▶ What this task involves
Please copy each line of the records below that includes the word "phone".

Stored data entries:
⟨

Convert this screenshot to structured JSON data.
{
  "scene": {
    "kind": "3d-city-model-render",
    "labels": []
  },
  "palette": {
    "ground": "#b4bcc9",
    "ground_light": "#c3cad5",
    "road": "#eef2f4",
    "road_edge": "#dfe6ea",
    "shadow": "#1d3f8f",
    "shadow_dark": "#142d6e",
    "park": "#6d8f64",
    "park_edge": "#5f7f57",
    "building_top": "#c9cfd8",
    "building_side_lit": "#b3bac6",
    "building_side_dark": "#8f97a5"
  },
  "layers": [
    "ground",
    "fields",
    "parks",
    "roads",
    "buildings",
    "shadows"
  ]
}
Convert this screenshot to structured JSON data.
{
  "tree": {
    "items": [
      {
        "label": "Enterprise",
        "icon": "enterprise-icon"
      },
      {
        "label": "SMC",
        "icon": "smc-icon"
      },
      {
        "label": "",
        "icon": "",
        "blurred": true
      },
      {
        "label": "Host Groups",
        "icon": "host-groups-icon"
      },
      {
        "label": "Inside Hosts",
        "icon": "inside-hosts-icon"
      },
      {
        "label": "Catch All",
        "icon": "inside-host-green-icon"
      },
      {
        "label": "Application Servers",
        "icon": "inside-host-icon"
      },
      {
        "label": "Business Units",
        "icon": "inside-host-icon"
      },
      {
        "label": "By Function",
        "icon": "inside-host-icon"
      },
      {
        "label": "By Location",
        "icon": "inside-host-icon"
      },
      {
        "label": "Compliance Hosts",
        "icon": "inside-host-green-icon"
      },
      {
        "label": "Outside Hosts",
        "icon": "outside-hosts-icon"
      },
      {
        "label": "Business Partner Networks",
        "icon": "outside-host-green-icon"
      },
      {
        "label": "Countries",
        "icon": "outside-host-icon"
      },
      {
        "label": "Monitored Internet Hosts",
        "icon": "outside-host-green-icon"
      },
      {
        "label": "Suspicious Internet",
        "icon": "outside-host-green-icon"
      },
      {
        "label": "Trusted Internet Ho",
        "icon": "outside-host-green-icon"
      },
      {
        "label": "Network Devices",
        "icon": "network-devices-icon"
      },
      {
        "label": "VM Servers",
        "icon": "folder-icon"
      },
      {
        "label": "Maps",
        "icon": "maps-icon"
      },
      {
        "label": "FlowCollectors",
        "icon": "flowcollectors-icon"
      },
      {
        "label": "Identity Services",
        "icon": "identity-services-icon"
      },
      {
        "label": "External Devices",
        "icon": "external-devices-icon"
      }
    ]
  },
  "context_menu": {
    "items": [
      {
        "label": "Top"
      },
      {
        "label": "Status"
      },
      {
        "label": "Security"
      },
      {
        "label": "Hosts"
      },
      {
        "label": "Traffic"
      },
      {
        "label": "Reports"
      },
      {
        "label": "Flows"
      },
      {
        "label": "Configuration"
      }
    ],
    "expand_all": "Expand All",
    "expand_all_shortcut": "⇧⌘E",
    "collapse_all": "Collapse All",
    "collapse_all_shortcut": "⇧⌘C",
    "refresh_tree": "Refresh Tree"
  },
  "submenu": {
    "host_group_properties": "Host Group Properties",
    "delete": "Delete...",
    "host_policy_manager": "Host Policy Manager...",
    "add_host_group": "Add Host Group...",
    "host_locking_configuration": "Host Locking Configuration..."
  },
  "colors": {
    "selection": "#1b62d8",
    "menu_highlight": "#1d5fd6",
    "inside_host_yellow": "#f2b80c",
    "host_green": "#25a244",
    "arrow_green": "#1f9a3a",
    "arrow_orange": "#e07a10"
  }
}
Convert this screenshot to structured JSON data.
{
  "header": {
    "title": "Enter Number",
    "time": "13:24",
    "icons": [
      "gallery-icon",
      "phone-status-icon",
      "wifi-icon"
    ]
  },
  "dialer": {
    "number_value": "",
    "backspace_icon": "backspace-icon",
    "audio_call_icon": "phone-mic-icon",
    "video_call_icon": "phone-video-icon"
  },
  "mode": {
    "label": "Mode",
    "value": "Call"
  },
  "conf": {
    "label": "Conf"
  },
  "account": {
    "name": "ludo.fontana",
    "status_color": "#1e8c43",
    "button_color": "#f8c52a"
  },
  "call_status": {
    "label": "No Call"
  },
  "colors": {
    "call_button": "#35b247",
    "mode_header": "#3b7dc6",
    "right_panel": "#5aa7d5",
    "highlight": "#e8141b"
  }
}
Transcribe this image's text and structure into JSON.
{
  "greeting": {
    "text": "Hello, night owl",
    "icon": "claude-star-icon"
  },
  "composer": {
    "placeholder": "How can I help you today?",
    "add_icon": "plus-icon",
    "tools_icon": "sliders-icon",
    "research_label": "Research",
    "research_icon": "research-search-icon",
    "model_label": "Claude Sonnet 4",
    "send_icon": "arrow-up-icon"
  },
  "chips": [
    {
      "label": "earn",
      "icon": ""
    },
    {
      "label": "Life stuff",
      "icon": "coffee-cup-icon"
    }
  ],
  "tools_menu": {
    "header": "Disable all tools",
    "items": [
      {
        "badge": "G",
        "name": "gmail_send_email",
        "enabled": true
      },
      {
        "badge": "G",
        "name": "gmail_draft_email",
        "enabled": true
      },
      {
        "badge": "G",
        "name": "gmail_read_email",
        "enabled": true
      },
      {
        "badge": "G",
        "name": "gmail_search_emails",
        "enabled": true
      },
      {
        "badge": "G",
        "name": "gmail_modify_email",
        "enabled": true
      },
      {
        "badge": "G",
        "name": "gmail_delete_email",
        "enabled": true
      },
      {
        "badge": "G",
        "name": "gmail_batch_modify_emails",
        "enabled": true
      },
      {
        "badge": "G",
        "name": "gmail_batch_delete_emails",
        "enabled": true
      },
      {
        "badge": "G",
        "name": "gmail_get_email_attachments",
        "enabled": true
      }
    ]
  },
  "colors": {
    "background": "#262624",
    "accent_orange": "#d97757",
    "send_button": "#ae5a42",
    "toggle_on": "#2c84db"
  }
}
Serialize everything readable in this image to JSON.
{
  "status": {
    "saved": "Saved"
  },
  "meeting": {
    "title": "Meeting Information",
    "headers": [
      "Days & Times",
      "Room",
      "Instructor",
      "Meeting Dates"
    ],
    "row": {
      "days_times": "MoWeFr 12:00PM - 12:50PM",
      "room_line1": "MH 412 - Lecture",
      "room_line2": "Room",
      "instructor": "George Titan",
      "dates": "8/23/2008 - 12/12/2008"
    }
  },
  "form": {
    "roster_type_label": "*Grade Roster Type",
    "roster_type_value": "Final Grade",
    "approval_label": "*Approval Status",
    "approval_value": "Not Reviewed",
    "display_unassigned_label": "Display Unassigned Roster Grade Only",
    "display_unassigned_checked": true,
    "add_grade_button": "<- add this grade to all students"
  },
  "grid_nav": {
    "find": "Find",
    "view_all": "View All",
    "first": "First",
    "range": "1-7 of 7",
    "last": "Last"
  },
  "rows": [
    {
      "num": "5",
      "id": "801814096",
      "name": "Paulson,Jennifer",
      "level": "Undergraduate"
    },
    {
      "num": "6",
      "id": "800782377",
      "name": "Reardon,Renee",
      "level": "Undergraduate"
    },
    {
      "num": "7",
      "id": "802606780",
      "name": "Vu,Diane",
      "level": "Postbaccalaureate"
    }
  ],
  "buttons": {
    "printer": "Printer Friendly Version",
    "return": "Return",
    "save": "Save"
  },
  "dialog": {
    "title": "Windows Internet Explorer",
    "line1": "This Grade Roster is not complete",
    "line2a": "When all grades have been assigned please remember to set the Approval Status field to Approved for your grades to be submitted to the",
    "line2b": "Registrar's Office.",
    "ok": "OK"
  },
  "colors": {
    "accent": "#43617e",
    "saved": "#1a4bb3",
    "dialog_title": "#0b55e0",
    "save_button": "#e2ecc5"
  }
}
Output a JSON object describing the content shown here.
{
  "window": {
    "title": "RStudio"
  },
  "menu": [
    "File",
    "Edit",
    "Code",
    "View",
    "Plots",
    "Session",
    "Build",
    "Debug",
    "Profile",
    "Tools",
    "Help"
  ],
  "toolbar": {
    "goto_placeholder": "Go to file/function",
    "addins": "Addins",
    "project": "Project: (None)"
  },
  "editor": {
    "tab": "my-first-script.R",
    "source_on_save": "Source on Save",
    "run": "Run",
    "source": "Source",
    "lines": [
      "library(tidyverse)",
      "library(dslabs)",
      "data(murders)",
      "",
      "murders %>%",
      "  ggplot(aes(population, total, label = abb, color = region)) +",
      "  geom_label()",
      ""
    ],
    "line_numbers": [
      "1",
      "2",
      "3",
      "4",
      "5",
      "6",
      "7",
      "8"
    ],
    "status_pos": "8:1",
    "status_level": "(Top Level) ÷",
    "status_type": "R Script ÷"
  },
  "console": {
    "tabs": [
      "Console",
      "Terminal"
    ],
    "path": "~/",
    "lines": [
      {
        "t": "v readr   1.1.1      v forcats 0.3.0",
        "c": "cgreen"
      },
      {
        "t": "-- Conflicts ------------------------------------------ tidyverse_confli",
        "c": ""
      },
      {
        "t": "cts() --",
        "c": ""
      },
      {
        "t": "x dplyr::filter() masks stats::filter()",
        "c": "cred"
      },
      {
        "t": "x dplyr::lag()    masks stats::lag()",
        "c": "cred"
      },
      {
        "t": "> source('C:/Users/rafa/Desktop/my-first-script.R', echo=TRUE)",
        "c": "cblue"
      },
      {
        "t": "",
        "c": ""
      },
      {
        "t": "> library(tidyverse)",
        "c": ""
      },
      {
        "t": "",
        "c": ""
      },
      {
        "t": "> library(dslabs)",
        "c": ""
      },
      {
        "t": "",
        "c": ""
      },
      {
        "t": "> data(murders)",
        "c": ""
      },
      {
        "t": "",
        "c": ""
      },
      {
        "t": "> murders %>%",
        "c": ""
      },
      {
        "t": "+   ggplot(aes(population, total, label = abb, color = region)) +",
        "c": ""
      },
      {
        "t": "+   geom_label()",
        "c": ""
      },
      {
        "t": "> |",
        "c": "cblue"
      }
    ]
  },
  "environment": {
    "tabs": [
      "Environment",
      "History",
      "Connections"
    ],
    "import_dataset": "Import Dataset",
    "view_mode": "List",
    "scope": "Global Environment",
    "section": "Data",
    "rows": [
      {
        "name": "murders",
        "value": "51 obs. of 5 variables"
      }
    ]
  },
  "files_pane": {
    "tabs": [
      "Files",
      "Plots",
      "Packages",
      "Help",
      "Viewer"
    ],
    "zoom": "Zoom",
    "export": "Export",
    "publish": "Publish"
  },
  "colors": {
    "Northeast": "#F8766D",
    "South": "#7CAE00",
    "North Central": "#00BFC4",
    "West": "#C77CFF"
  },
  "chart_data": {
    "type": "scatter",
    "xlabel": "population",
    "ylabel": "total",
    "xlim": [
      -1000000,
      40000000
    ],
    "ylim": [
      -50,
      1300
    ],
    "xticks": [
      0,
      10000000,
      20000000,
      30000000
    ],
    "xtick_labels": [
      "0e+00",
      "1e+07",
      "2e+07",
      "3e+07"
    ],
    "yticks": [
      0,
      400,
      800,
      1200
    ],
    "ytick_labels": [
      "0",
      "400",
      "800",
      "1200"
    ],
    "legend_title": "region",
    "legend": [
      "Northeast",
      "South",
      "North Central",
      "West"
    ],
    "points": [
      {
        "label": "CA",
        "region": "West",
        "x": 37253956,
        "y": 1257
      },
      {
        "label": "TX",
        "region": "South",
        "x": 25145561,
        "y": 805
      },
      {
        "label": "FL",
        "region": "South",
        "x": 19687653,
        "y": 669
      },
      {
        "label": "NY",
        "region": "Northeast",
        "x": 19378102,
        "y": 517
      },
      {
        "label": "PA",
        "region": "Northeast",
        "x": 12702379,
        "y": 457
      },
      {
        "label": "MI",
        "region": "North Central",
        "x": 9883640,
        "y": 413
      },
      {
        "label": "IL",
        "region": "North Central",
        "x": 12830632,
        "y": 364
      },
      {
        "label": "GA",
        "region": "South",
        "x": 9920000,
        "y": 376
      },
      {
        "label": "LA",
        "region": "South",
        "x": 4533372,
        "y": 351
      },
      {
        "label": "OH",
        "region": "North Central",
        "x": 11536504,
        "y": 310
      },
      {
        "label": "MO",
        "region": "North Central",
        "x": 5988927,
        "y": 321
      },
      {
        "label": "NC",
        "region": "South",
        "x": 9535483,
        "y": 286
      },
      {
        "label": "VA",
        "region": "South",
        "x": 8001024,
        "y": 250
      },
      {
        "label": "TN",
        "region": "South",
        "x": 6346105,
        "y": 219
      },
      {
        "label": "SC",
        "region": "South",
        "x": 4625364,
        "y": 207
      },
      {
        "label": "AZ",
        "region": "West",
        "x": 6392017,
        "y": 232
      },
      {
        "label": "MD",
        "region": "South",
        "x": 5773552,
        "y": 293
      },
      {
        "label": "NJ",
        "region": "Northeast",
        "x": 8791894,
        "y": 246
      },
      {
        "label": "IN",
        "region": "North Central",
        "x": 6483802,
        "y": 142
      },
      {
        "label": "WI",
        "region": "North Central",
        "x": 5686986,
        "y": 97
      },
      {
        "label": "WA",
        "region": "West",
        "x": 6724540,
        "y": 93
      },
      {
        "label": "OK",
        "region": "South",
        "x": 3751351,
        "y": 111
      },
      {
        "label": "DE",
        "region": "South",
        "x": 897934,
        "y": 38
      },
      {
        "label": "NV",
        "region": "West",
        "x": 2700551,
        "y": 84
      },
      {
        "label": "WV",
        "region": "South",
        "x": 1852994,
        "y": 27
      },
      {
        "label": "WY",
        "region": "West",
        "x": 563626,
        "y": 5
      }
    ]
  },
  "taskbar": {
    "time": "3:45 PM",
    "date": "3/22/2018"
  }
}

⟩

▶ Reply
      "phone-status-icon",
    "audio_call_icon": "phone-mic-icon",
    "video_call_icon": "phone-video-icon"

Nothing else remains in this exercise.